Textbooks on the Kindle
The initial textbook rush for schools on the semester system is over (and it hasn’t even begun for quarter system schools). I spent $100 on textbooks. Both of the books I had to buy were workbooks that could not be checked out from the library. I figured I saved myself $500 by referring to our how to get free textbooks post.
The State of the Textbook
Currently, publishers are exhibiting one last cry as they are dragged screaming into digital form. Your average person been reading text online and printing it out for 13-14 years by now. What took so long?
Some publishers are turning to digital solutions. Last semester, I covered my first run in with the so-called “digital workbooks.” Digital workbooks are workbooks that can only be accessed online, through a site like Quia. Usually, they won’t allow you to print them out. I first encountered them in my German class and assume that they are more popular among language courses.
Today, publishers are now frantically boarding the U.S.S. Digital Cash Cow. They have all realized that if they keep their books online, they win. Contemporary textbook publishers despise free markets. With DRM and online-only content, they can regulate their own market. I agree with them! It takes a lot of energy to manufacture each one of those bits!
Will the Kindle Help?
The Amazon Kindle is an eBook reader recently released by Amazon, priced at $350. Analysts speculate that its high price point will be the product’s demise. Once someone buys a Kindle, she can purchase books for download for about $10 a piece depending on the publisher, book and current weather conditions in Greenwich, England.
Currently, there are a few textbooks offered on the Kindle. These books don’t seem to be any cheaper than their 40-pound physical counterparts. A paperback copy of Real-Time Concepts for Embedded Systems sets you back $39.94, while the Kindle version is $35.95. Moreover, most textbooks are not even offered on the Kindle like the my German books, the Kontake series. (Kontake does have their workbooks online.)
The Kindle has a long way to go before it can be considered a suitable textbook replacement device. If the Kindle paid itself back, it would make sense to buy one. If a student buys one today, they are simply paying a $350 premium for their books.
Open to a Solution
Wouldn’t it be nice if books were open-source? But books can never be open source!, publishers say.
Books–in the grand scheme of things–are simple tools. They organize information in a logical manner for reference and learning. If you are a regular HackCollege reader, chances are you are using an open-source browser (Firefox). It is a dumb comparison, but software is much more complex than a book could ever be. Books don’t have much logic. Books don’t break. Books don’t expose security holes threatening half the world that have to be patched overnight. Books are simple.
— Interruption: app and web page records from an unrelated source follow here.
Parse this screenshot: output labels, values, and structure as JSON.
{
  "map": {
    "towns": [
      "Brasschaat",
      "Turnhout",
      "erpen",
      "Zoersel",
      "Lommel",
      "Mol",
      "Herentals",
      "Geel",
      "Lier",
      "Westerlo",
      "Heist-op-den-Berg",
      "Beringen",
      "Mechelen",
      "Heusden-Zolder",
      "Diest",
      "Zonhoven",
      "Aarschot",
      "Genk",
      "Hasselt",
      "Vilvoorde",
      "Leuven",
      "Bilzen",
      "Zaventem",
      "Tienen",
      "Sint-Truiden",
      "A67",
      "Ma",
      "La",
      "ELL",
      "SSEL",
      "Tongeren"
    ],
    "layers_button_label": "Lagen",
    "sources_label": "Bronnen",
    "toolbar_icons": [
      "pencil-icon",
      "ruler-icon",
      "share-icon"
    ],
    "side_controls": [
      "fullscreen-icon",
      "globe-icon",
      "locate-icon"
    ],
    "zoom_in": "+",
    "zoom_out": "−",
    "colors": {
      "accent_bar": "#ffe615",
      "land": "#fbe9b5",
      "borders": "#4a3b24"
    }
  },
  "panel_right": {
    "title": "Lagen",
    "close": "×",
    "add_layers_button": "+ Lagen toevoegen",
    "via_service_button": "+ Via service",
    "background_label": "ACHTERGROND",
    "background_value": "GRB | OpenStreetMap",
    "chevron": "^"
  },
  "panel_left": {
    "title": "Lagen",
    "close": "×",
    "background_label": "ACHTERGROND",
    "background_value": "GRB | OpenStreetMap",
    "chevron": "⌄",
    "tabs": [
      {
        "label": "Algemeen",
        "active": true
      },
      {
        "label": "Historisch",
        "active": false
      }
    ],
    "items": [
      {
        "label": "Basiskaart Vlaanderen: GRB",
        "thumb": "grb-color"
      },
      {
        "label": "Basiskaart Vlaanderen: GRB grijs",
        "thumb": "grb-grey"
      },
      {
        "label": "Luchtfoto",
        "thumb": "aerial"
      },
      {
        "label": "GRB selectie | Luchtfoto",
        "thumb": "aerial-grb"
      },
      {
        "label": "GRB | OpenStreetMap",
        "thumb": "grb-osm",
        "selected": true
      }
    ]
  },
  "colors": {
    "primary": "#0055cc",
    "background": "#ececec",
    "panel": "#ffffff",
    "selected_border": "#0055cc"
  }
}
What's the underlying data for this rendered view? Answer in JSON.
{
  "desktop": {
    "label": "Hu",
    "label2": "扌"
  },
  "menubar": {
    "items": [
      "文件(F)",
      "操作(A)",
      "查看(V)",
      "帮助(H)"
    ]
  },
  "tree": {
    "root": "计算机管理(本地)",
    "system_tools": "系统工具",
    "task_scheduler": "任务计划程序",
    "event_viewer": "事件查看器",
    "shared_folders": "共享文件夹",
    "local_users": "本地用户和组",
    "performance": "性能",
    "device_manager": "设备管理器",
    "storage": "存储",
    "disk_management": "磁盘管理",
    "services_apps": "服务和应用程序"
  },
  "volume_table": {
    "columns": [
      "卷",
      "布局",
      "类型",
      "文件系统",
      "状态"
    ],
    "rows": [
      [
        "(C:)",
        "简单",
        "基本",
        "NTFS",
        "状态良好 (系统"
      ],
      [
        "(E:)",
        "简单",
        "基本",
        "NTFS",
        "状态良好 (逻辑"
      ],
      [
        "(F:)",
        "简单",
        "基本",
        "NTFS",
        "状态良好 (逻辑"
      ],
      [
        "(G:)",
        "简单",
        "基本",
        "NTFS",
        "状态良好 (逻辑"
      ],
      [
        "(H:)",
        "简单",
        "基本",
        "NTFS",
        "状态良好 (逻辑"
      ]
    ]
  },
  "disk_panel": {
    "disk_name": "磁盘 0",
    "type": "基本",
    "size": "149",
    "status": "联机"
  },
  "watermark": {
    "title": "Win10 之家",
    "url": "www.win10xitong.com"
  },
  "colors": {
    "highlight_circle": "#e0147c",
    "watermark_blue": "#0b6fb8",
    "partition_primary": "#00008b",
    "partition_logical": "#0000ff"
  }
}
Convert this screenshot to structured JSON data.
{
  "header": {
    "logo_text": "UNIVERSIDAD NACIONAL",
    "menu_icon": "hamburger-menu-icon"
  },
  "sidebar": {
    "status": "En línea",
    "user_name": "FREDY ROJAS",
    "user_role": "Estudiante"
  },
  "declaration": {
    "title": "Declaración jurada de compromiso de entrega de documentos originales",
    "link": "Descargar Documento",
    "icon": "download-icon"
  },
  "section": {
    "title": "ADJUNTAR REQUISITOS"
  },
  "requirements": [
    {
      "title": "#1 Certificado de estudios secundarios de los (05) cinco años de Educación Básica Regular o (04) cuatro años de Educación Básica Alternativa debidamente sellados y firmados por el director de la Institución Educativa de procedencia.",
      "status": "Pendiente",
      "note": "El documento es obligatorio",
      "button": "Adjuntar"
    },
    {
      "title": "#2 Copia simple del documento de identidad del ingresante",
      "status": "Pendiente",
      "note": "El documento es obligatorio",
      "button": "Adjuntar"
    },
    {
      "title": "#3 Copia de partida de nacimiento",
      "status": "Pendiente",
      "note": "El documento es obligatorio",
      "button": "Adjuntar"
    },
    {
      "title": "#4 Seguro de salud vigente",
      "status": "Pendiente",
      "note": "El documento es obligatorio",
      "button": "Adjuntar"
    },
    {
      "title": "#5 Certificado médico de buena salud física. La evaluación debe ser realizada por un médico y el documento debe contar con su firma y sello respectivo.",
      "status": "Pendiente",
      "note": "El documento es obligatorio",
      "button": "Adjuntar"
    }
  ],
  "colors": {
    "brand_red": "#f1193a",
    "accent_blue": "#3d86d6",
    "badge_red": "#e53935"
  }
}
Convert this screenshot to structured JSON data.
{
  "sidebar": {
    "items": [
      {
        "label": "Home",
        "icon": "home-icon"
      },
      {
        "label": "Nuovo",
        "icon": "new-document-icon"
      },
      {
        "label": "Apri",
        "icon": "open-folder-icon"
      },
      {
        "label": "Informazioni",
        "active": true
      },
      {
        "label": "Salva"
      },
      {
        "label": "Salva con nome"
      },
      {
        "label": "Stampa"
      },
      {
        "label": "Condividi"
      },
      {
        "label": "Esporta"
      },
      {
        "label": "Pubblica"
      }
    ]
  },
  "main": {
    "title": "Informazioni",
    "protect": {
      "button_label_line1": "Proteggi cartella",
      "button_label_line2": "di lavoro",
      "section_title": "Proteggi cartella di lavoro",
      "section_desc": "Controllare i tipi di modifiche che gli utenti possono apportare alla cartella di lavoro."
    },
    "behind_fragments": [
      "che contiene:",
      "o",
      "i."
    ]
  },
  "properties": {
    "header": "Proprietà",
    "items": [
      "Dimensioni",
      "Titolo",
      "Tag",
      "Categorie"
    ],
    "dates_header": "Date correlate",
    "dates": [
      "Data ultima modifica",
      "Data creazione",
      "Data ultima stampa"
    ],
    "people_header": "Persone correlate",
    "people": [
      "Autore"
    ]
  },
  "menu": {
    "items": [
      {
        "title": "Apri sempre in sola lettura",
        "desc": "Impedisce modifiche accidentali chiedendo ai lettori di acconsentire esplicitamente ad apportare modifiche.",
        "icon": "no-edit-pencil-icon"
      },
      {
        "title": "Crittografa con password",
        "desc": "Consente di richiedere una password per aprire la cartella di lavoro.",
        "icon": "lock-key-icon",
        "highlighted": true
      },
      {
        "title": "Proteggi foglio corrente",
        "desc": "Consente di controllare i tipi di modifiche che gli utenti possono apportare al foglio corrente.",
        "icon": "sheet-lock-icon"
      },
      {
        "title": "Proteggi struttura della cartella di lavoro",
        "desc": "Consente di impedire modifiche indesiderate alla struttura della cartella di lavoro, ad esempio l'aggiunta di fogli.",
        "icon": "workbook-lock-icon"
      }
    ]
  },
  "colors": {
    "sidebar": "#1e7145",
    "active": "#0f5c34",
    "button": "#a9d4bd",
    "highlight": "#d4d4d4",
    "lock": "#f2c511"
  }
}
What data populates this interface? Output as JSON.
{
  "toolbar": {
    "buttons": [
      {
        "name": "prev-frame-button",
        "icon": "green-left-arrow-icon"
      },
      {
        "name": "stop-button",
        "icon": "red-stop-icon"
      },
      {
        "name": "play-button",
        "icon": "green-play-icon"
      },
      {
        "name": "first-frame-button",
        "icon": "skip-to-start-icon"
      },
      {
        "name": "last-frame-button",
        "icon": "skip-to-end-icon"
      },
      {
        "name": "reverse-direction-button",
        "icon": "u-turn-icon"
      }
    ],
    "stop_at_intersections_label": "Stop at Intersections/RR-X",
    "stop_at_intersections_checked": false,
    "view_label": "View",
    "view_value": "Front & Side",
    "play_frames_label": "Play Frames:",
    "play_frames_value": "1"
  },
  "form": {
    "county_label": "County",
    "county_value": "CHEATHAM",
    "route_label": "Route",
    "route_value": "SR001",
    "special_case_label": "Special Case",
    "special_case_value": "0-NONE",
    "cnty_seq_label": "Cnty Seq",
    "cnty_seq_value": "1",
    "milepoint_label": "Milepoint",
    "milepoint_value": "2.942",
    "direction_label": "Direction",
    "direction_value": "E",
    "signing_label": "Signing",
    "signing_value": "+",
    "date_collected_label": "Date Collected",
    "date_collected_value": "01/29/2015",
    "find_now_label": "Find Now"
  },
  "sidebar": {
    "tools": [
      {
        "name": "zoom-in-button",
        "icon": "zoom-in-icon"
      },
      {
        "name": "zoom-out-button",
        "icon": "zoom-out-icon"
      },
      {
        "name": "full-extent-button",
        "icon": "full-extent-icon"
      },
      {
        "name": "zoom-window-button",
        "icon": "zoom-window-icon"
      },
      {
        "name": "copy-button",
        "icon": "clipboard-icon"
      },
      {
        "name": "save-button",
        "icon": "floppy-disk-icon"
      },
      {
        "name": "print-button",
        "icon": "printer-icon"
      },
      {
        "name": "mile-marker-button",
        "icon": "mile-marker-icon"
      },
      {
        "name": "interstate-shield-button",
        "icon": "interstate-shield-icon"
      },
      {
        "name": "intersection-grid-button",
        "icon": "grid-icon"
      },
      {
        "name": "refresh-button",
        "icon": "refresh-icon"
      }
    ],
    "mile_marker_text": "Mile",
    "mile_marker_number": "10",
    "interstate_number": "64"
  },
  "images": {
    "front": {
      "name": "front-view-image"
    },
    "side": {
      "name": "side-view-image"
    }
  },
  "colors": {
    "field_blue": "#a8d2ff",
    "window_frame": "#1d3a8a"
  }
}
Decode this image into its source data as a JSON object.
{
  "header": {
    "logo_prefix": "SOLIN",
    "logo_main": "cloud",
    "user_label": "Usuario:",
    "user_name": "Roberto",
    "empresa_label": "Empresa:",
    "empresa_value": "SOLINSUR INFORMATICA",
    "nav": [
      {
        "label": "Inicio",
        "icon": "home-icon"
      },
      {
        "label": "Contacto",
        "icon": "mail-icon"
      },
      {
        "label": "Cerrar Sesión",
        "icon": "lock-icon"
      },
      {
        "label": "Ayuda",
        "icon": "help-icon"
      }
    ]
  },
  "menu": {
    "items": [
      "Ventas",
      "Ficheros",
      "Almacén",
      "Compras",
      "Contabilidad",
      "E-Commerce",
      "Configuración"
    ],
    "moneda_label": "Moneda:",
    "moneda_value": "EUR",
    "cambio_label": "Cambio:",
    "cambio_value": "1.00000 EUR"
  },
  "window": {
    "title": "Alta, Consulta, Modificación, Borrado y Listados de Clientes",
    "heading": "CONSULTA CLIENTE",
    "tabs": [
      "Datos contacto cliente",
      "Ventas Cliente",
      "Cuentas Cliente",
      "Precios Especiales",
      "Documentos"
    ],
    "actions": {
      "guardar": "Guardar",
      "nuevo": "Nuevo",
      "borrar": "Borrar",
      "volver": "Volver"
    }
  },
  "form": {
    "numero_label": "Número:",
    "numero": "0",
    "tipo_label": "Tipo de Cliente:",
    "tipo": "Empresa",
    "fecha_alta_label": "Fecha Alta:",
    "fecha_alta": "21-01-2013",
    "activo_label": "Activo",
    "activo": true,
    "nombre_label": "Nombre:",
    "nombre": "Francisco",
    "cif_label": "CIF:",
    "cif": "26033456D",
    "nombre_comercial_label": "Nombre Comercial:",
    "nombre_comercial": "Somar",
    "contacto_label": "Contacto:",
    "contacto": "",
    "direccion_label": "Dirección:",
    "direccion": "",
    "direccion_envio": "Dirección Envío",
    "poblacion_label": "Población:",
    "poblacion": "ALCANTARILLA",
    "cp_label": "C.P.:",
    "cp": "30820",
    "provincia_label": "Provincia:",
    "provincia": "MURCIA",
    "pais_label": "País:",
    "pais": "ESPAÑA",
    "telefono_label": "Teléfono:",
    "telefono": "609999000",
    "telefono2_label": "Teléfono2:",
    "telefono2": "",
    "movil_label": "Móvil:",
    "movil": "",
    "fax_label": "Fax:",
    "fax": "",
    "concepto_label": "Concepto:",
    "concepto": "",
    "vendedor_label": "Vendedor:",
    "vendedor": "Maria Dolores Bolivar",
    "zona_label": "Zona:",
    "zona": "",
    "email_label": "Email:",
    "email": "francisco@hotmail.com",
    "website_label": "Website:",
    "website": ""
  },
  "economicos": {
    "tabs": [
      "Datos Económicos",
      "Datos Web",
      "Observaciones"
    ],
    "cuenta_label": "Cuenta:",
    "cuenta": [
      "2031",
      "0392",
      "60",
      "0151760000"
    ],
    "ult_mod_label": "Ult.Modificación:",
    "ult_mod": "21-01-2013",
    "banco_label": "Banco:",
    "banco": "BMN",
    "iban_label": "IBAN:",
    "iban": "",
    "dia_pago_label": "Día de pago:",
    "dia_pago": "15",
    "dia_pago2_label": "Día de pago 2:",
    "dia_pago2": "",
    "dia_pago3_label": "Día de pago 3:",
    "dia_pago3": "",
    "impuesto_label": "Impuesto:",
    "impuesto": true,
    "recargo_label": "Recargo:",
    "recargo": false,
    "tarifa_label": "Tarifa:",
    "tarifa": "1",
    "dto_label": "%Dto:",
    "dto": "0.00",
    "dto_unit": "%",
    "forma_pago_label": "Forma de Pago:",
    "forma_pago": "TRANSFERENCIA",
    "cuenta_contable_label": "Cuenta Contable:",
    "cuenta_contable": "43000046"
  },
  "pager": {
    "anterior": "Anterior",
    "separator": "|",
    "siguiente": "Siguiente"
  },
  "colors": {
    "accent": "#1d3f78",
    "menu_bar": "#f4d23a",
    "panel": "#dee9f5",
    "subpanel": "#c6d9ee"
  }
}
Why can’t selfish book authors collaborate to produce a few decent open books?
What do you think is the future of textbooks? Do you have any horror stories of trying to buy textbooks this semester?
Recommended Further Reading